SIR JOHN MOORE.
[To THE EDITOR Or THE "SPECTATOR."] SIR,—The English custom of writing pompous and foolish inscriptions upon mural tablets and monuments is one of those things which tend to make us the laughing-stock of intelligent foreigners, and the sooner it is abolished the better. In this connexion the following quotation from George Borrow seems particularly appropriate, and I hope you may be able to find room for it in the Spectator :— "In the centre of the battery stands the tomb of Moore, built by the chivalrOus French, in commemoration of the fall of their heroic antagonist.

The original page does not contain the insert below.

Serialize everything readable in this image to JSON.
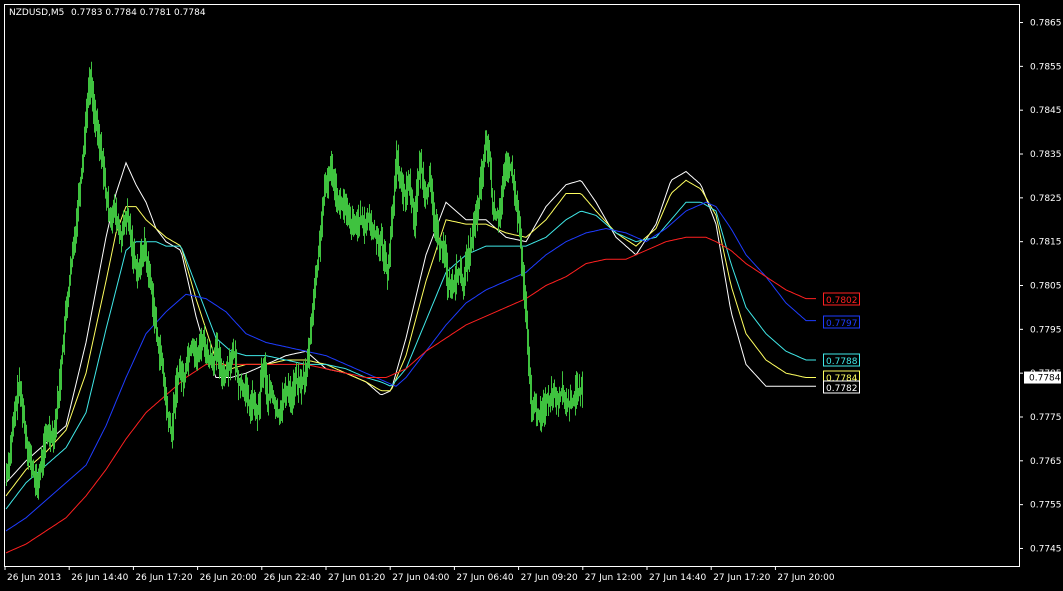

It is oblong, and surmounted by a slab, and on either side bears one of the simple and sublime epitaphs for- which our rivals are celebrated, and which stand in such powerful • contrast with the bloated and bombastic inscriptions which deform, the walls of Westminster Abbey 'John Moore, Leader of the English Armies,
Slain in Battle.